“While some of this investment can come in the way of food, Harvard suggests it costs $1.50 extra per day to eat healthy, it is also important to remember that you can find savings by using your time for exercise. Cut out the monthly gym expense and enjoy the outdoors; it’s free.”

In addition to improving health to decrease medical expenses, it’s more important than ever to make sure you are properly insured in case any medical emergencies do come up. Not to mention, according to, if you can afford health insurance but choose not to enroll, you’ll have to pay what’s called an individual shared responsibility payment fee. Plus, you could pay more out of pocket when emergencies do arise if you aren’t covered by insurance.

The open enrollment period for anyone without health insurance closes on Jan. 31. If you are currently employed and enrolled in an employer-sponsored plan, be sure to know when your open enrollment period is scheduled. Take a look at how your plan might be changing, and what that could mean for your premium, deductible and other expenses.

Food prices fluctuate each year, and if you pay attention to trends, you could save a significant amount of money at the grocery store. Supermarket food prices are expected to rise 2 to 3 percent in 2016, according to a report from the U.S. Department of Agriculture’s Economic Research Service.

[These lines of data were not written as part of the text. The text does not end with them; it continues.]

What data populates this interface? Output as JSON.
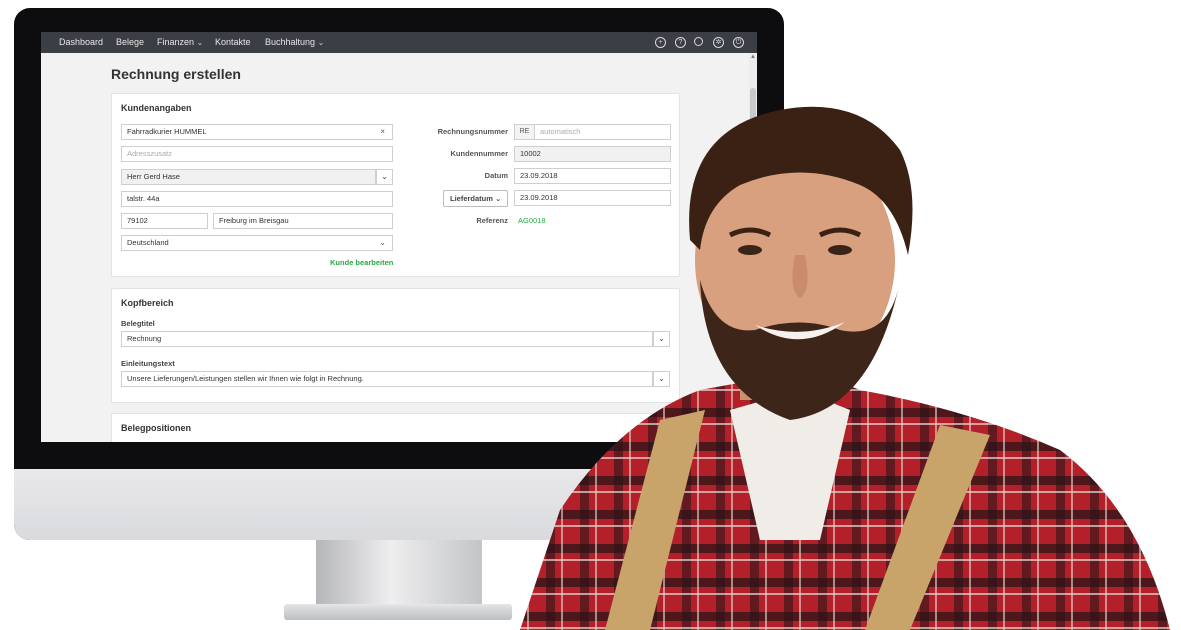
{
  "nav": {
    "items": [
      {
        "label": "Dashboard",
        "caret": ""
      },
      {
        "label": "Belege",
        "caret": ""
      },
      {
        "label": "Finanzen",
        "caret": "⌄"
      },
      {
        "label": "Kontakte",
        "caret": ""
      },
      {
        "label": "Buchhaltung",
        "caret": "⌄"
      }
    ],
    "icons": [
      "plus-circle-icon",
      "help-icon",
      "search-icon",
      "gear-icon",
      "power-icon"
    ]
  },
  "page": {
    "title": "Rechnung erstellen"
  },
  "kundenangaben": {
    "title": "Kundenangaben",
    "company": "Fahrradkurier HUMMEL",
    "address_extra_placeholder": "Adresszusatz",
    "contact": "Herr Gerd Hase",
    "street": "talstr. 44a",
    "zip": "79102",
    "city": "Freiburg im Breisgau",
    "country": "Deutschland",
    "edit_link": "Kunde bearbeiten",
    "invoice_number_label": "Rechnungsnummer",
    "invoice_prefix": "RE",
    "invoice_number_placeholder": "automatisch",
    "customer_number_label": "Kundennummer",
    "customer_number": "10002",
    "date_label": "Datum",
    "date": "23.09.2018",
    "delivery_date_button": "Lieferdatum",
    "delivery_date": "23.09.2018",
    "reference_label": "Referenz",
    "reference": "AG0018"
  },
  "kopfbereich": {
    "title": "Kopfbereich",
    "belegtitel_label": "Belegtitel",
    "belegtitel": "Rechnung",
    "einleitung_label": "Einleitungstext",
    "einleitung": "Unsere Lieferungen/Leistungen stellen wir Ihnen wie folgt in Rechnung."
  },
  "belegpositionen": {
    "title": "Belegpositionen"
  },
  "colors": {
    "nav_bg": "#3b3f45",
    "accent_green": "#28a745",
    "shirt_red": "#b3202a",
    "suspender": "#c9a46a"
  }
}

This predicted increase is based on an assumption of normal weather conditions. However, severe weather or other unforeseen events could drive up food prices even more. On the other hand, if oil prices remain low, decreases in production and transportation costs could ultimately translate into lower retail food prices on grocery stores shelves, according to the report. It’s also helpful to know which 2015 events could continue to affect the price of food in the new year.

“The poultry industry is still recovering from avian flu, so eggs will be more expensive, and higher demand on full-fat dairy products and all types of meat will have the same effect,” said Benjamin K. Glaser, features editor at “Also, extended drought in many growing regions around the world, including California, Brazil and West Africa, is leading to shortages of items, including chocolate, avocados and almonds.”

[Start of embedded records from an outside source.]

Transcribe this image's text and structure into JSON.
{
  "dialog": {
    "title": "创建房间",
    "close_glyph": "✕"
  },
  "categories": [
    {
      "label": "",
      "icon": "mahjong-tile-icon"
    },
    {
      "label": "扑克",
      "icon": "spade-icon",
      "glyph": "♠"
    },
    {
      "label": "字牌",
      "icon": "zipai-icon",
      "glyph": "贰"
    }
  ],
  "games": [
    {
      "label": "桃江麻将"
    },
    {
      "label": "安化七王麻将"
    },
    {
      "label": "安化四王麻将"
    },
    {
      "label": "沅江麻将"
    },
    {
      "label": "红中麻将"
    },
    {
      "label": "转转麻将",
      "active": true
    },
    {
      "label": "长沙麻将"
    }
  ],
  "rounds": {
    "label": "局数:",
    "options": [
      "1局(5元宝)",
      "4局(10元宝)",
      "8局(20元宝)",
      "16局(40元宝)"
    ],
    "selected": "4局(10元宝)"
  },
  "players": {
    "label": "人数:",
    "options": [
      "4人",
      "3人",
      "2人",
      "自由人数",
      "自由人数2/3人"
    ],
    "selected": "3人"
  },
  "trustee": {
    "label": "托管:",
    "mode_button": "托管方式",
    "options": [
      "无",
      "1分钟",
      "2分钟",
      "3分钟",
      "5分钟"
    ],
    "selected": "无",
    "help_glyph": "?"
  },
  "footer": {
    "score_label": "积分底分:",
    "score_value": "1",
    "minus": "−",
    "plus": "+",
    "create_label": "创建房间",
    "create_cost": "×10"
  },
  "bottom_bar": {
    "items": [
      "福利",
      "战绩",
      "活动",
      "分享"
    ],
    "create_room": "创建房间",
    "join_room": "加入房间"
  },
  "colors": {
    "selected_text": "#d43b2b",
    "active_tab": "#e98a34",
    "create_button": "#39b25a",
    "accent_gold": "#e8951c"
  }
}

Tax season is right around the corner, and it’s the perfect opportunity to bank major savings. Scott Smith, president of, recommended using tax refunds to create or increase an emergency fund.

“Savings equals security, and living without an emergency fund is a risk that nobody should take,” he said. “Maintaining at least three to six months’ worth of income will shelter you from credit-busting events like unemployment, increased cost of living, medical emergencies and home or auto damage … Those who earn higher income should set the bar at a 12-month savings.”

Whatever income bracket you’re in, the point of an emergency fund should be to break the cycle of debt and build financial security, said Smith. It’s better to dip into your savings rather than use credit, but be sure to build your savings back up again, he added.

The 2016 tax season is scheduled to begin Jan. 19, and this year the deadline to file a tax return is April 18, rather than the traditional April 15. File your taxes as soon as possible to get ahead of the game.
___ is a leading portal for personal finance news and features, offering visitors the latest information on everything from interest rates to strategies on saving money, managing a budget and getting out of debt.

Click to comment

Leave a Reply

Your email address will not be published. Required fields are marked *

Most Popular

To Top